Scan the material for the word "this", then return every line where it appears.

——

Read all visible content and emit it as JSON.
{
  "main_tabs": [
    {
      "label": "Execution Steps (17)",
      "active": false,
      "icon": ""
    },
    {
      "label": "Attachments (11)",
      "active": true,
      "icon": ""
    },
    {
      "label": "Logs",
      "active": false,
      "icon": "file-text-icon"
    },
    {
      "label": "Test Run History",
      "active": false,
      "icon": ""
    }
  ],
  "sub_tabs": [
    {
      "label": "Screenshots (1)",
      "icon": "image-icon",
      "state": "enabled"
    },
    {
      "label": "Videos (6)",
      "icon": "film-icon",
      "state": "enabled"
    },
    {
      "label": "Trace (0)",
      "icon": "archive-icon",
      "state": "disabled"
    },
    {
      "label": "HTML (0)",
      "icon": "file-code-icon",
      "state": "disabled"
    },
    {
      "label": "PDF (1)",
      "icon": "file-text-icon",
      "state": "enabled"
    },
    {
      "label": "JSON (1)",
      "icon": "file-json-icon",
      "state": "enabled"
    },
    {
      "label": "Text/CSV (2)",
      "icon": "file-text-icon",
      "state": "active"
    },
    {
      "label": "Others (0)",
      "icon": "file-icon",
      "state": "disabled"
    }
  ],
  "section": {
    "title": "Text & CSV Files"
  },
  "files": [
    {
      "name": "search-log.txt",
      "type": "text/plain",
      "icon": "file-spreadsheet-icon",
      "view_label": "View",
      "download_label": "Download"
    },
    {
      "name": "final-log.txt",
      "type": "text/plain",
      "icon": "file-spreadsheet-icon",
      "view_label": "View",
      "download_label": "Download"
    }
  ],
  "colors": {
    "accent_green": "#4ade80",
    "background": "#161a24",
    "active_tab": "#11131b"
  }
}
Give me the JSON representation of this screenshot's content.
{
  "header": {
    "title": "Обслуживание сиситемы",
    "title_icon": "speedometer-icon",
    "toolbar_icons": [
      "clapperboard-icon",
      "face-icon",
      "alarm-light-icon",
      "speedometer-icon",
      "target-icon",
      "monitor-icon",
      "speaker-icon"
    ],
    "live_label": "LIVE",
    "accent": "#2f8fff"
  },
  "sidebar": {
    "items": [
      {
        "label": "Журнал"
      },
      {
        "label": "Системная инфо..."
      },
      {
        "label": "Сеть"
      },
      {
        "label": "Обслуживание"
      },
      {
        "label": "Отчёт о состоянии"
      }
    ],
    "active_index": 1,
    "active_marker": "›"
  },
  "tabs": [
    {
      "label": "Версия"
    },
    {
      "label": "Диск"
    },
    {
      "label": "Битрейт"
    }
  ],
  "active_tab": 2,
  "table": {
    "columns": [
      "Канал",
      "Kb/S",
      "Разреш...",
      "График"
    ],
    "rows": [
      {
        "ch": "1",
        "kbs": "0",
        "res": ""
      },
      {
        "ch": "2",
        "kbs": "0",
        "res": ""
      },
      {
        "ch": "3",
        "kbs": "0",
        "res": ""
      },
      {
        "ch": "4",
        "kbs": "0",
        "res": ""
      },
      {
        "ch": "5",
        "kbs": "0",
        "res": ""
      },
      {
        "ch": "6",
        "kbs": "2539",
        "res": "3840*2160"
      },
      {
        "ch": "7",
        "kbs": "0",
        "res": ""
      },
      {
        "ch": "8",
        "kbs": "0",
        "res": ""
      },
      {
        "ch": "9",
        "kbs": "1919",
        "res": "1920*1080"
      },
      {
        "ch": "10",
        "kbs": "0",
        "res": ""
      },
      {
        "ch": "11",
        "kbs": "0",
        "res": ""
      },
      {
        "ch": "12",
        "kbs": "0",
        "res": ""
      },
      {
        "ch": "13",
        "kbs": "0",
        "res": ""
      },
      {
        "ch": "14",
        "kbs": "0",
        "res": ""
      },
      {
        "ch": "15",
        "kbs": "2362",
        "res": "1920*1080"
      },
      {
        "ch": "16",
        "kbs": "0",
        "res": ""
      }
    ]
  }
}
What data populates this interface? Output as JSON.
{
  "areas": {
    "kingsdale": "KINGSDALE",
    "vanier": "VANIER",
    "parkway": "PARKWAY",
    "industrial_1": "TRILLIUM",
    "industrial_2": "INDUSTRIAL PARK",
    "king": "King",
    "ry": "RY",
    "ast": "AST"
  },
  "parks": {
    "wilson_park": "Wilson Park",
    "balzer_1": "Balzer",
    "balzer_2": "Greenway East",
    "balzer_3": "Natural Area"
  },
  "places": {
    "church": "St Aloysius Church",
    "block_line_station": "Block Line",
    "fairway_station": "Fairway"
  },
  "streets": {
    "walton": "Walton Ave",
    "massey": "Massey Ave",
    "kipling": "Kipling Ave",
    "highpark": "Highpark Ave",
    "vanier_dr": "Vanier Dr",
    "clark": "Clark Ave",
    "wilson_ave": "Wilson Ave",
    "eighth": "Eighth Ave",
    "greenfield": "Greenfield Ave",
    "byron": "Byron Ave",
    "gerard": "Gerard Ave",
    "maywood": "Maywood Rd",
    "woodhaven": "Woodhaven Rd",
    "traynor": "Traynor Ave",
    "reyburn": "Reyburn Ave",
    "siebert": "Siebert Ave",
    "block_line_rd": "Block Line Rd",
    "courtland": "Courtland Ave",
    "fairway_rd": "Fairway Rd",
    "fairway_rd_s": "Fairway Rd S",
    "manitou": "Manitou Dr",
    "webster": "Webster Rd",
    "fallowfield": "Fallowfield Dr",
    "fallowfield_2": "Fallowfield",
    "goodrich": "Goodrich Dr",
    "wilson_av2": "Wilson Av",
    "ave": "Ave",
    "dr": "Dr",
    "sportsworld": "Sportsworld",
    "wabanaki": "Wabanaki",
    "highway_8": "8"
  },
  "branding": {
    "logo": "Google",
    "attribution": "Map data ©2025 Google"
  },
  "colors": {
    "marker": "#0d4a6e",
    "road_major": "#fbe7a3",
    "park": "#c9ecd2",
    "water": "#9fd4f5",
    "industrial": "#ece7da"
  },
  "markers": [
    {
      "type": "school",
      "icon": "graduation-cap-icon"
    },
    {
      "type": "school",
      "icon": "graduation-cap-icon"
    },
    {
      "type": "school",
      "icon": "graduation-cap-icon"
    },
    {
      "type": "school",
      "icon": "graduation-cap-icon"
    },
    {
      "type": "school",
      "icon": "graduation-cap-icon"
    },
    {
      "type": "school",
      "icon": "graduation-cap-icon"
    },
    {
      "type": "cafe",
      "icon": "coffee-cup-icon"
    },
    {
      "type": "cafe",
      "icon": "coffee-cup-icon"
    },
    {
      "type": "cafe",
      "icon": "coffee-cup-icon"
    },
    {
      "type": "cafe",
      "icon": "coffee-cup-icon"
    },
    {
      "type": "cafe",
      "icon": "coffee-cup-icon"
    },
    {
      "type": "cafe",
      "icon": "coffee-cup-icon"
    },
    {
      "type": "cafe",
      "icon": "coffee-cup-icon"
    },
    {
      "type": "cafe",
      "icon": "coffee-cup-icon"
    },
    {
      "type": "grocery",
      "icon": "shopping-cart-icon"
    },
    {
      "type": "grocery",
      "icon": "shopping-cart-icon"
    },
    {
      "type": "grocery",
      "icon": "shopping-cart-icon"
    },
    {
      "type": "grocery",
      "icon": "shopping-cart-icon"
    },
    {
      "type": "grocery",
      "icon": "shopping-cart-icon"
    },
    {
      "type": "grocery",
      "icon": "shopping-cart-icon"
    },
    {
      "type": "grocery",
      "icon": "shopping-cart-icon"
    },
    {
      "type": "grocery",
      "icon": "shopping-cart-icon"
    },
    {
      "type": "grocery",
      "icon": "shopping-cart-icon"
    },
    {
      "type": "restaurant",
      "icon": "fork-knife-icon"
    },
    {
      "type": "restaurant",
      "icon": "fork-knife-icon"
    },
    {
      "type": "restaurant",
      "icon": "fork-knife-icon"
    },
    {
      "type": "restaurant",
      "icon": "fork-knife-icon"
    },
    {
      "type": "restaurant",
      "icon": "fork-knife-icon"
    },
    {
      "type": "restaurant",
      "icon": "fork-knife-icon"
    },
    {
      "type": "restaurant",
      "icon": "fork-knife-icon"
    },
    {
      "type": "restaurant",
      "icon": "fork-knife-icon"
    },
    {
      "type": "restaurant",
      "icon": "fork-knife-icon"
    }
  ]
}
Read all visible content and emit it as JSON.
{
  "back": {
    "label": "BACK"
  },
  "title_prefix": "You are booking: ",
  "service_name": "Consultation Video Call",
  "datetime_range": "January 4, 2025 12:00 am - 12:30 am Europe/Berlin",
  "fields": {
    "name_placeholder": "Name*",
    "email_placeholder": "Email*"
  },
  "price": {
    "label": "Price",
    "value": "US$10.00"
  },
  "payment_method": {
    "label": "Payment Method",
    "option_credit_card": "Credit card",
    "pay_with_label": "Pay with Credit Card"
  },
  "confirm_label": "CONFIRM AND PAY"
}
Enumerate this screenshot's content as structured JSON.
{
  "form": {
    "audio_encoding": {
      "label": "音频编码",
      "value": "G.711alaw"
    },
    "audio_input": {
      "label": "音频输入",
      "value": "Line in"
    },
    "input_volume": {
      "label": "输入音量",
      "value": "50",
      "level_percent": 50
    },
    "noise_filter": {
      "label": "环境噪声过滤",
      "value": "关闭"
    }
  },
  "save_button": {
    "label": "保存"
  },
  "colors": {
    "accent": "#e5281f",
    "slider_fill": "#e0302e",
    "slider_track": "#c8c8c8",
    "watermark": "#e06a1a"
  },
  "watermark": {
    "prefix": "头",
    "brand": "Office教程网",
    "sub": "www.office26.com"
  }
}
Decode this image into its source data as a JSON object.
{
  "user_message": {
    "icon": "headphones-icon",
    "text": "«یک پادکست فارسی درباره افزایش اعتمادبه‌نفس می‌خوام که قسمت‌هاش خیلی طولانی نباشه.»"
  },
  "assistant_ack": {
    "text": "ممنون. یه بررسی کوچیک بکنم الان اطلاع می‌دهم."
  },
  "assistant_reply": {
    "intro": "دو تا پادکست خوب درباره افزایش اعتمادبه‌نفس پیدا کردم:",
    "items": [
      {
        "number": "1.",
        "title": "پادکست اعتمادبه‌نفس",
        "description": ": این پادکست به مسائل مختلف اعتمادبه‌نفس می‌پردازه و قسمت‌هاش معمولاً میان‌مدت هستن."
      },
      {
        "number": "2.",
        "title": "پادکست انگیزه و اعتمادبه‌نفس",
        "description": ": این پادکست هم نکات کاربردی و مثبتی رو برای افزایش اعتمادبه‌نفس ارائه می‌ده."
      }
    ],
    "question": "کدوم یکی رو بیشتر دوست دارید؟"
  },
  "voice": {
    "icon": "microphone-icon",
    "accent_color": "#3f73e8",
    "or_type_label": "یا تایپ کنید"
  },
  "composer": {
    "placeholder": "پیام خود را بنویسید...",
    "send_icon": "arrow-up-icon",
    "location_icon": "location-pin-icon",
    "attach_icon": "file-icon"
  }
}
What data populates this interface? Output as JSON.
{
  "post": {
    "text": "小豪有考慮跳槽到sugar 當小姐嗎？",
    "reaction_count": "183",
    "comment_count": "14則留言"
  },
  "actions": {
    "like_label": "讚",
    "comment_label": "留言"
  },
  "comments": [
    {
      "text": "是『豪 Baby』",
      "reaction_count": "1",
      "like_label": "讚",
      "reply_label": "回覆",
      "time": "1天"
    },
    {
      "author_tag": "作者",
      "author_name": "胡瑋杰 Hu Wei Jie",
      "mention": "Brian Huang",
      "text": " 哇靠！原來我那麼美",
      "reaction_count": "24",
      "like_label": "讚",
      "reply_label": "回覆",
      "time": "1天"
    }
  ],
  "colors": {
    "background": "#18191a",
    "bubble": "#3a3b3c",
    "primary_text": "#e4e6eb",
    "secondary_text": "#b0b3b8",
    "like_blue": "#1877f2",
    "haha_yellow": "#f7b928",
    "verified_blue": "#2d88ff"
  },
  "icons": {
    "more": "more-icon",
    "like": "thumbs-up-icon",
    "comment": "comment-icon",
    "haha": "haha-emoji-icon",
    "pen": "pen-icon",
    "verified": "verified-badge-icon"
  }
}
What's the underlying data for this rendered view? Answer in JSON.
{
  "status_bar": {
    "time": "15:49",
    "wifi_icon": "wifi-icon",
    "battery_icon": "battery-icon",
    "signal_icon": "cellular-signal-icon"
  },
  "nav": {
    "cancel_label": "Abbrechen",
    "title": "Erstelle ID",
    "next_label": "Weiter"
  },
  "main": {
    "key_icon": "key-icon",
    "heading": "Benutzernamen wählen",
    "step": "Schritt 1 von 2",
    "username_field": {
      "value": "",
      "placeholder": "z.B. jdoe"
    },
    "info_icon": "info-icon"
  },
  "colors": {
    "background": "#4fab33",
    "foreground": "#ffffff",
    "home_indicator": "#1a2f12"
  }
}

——

THE COMPLETED TASK:
Give me the JSON representation of this screenshot's content.
What data populates this interface? Output as JSON.
Enumerate this screenshot's content as structured JSON.
Decode this image into its source data as a JSON object.
What data populates this interface? Output as JSON.
What's the underlying data for this rendered view? Answer in JSON.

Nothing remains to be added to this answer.